<<<<
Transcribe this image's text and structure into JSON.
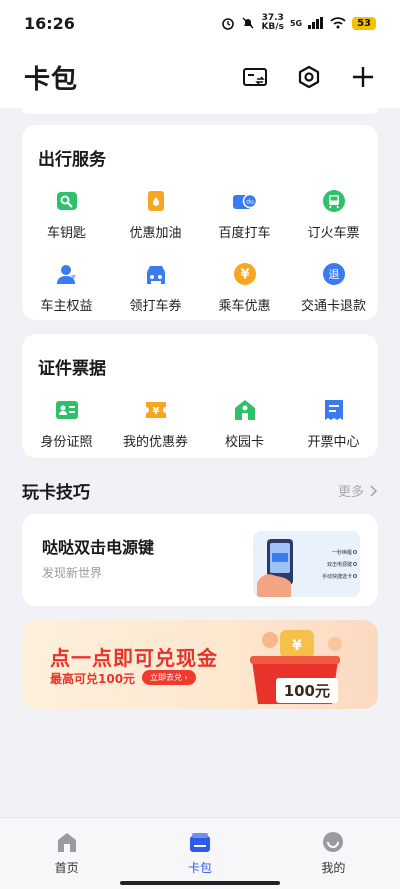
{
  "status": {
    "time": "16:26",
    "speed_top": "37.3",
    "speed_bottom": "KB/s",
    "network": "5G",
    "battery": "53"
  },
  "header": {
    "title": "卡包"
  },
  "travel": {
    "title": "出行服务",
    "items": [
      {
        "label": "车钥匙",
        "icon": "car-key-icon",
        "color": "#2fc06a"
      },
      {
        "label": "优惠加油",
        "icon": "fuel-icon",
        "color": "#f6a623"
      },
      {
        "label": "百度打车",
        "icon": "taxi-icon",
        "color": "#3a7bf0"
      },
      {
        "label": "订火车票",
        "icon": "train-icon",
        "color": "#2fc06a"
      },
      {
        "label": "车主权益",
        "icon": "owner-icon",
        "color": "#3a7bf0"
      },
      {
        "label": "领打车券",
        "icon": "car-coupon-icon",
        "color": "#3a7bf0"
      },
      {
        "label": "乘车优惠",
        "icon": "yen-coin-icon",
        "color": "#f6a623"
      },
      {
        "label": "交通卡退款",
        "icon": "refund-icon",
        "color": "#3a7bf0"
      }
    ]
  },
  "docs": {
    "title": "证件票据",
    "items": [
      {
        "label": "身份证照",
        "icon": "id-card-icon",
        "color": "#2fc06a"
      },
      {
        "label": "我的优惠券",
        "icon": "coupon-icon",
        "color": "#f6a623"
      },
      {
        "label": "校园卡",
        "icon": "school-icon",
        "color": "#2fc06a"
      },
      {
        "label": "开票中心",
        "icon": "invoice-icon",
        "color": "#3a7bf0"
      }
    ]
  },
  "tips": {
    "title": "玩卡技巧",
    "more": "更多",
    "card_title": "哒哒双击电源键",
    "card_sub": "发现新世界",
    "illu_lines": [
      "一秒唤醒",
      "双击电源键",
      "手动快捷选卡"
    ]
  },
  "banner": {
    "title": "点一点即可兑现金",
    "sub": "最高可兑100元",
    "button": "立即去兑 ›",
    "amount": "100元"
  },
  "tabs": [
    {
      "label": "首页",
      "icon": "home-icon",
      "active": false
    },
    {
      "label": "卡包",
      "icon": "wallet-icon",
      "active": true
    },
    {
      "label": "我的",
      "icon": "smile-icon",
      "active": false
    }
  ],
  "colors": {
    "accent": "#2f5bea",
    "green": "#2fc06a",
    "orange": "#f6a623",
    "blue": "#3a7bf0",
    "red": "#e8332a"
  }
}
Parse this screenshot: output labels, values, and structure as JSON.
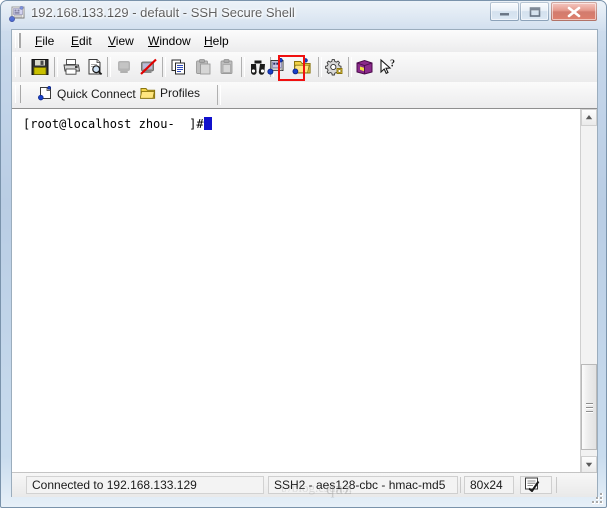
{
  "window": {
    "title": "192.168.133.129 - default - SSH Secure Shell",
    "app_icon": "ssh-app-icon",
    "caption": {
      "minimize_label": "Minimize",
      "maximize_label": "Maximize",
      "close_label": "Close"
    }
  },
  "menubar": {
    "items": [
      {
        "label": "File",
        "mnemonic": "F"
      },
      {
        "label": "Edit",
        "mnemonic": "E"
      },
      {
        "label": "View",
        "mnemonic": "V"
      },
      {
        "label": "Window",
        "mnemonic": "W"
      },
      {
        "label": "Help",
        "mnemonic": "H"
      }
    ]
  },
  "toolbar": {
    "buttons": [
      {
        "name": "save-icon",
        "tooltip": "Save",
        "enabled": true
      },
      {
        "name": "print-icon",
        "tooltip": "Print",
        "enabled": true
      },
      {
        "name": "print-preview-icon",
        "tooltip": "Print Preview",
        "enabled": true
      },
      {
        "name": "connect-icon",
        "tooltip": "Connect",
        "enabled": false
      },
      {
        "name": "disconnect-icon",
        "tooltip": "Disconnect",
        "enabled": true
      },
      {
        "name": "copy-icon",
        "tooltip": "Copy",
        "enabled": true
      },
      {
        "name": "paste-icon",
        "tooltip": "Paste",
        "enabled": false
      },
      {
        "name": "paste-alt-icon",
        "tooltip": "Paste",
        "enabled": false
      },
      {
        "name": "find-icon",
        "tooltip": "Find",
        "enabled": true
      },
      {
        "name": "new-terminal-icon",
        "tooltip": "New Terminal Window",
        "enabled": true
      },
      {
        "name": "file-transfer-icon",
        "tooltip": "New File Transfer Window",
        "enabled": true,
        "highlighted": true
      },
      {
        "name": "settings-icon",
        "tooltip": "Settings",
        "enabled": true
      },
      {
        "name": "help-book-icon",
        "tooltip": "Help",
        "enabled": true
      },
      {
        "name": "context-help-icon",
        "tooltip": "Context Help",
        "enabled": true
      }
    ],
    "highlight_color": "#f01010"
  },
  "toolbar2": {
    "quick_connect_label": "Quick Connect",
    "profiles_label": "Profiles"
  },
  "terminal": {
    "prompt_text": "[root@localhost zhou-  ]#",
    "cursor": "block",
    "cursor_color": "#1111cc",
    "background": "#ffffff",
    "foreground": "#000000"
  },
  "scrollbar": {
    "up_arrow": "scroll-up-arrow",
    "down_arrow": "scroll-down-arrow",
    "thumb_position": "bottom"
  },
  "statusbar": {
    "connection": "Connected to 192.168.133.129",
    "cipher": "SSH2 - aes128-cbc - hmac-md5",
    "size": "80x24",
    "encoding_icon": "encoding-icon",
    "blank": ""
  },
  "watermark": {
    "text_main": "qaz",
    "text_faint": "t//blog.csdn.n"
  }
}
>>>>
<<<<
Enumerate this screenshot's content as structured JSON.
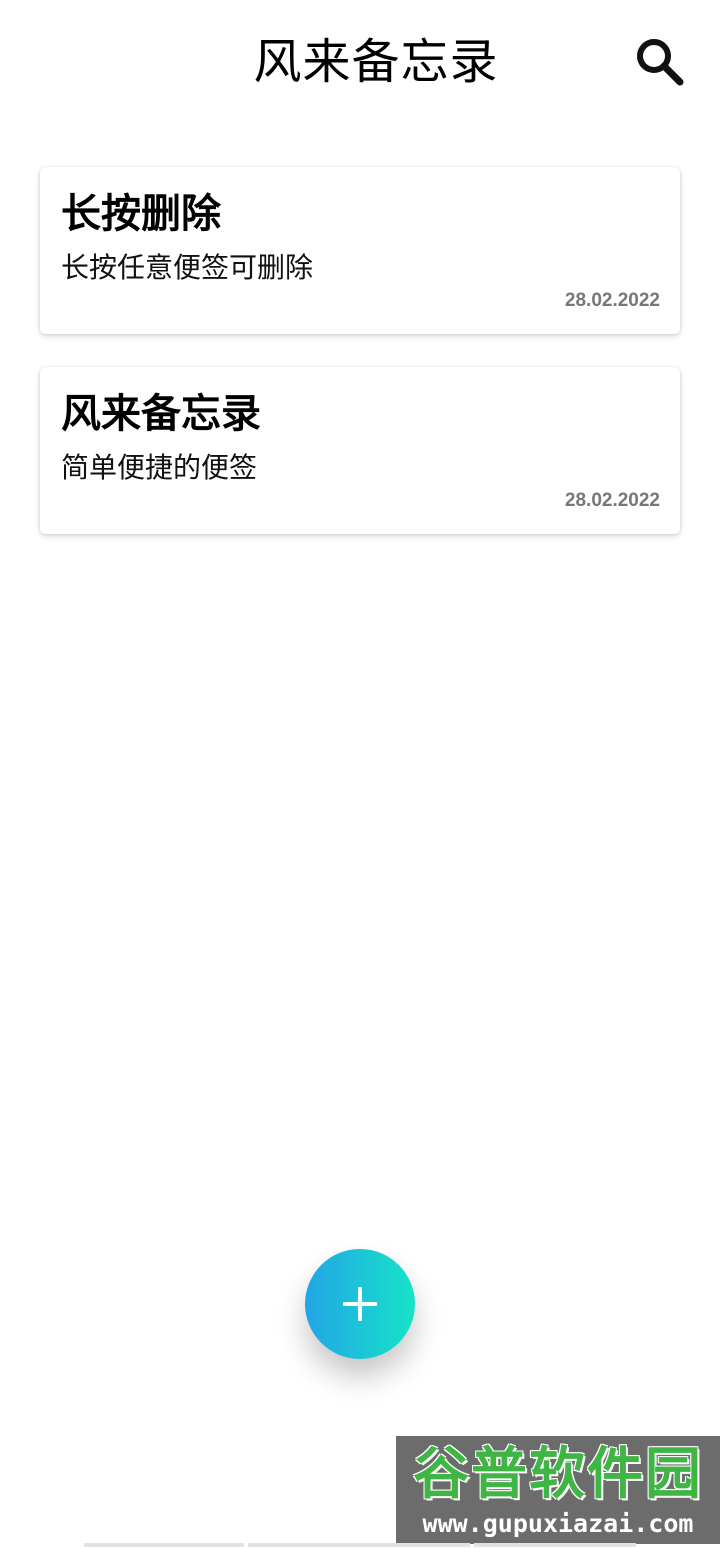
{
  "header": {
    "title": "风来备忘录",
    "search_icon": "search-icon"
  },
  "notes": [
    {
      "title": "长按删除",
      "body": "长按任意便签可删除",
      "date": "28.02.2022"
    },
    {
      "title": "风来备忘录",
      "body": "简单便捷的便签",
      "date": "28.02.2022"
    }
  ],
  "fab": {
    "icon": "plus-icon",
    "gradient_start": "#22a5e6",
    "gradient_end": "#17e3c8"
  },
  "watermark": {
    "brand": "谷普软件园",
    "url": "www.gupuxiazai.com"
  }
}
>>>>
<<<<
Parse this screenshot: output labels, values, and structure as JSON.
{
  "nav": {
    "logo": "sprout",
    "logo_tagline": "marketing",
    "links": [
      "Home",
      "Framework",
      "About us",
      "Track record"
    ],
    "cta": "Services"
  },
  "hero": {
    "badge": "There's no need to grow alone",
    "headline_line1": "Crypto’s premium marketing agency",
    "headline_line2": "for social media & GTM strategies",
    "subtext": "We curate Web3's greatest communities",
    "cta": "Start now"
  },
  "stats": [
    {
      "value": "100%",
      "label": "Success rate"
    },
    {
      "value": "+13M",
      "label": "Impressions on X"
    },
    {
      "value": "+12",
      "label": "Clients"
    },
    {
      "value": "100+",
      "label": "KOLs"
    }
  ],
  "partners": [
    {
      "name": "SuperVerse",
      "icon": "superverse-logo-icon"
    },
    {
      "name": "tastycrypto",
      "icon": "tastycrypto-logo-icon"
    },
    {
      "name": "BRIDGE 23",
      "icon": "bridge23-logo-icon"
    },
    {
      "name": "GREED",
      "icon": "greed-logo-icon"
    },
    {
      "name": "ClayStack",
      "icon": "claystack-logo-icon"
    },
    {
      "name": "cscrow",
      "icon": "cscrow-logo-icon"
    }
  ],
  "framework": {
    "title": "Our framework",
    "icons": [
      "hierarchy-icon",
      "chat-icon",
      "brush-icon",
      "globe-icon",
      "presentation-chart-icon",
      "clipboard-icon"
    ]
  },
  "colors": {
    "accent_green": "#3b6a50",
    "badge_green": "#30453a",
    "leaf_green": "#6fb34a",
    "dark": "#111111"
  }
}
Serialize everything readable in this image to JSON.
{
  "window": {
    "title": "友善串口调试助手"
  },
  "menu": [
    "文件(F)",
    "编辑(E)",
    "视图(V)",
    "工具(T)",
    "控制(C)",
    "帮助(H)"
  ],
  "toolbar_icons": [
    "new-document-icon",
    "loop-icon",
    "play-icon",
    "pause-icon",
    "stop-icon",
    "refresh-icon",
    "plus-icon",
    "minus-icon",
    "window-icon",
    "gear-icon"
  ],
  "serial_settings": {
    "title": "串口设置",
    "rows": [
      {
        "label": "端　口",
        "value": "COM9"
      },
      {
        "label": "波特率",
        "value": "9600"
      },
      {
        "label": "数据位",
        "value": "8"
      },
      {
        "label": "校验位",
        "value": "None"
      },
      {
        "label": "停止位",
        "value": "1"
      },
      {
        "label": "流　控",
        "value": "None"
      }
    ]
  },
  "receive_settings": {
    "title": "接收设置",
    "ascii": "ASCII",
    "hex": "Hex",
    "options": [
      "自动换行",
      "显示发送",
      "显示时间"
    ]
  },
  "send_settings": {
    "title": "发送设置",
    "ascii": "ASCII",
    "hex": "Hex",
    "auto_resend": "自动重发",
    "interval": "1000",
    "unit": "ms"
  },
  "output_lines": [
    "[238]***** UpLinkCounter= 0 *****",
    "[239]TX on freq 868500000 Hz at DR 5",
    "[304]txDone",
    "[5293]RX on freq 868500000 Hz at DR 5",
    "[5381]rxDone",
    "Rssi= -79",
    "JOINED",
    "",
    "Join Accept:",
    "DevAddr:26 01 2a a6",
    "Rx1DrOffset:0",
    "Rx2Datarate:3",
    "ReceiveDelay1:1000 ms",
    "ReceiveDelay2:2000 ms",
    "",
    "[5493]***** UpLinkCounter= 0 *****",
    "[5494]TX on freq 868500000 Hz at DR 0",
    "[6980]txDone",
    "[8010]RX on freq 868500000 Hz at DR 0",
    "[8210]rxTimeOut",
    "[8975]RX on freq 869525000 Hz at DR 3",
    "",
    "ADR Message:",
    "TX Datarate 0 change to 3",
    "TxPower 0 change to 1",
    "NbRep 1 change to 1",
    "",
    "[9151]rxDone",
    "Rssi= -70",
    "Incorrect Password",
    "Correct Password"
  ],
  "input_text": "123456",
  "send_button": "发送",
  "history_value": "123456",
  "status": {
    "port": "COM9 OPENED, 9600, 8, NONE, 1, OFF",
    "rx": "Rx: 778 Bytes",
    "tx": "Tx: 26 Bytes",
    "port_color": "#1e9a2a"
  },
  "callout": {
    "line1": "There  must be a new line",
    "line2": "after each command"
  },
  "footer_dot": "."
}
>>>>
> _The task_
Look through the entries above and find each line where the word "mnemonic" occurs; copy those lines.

> _Reply_
        "mnemonic": "F"
        "mnemonic": "E"
        "mnemonic": "V"
        "mnemonic": "W"
        "mnemonic": "H"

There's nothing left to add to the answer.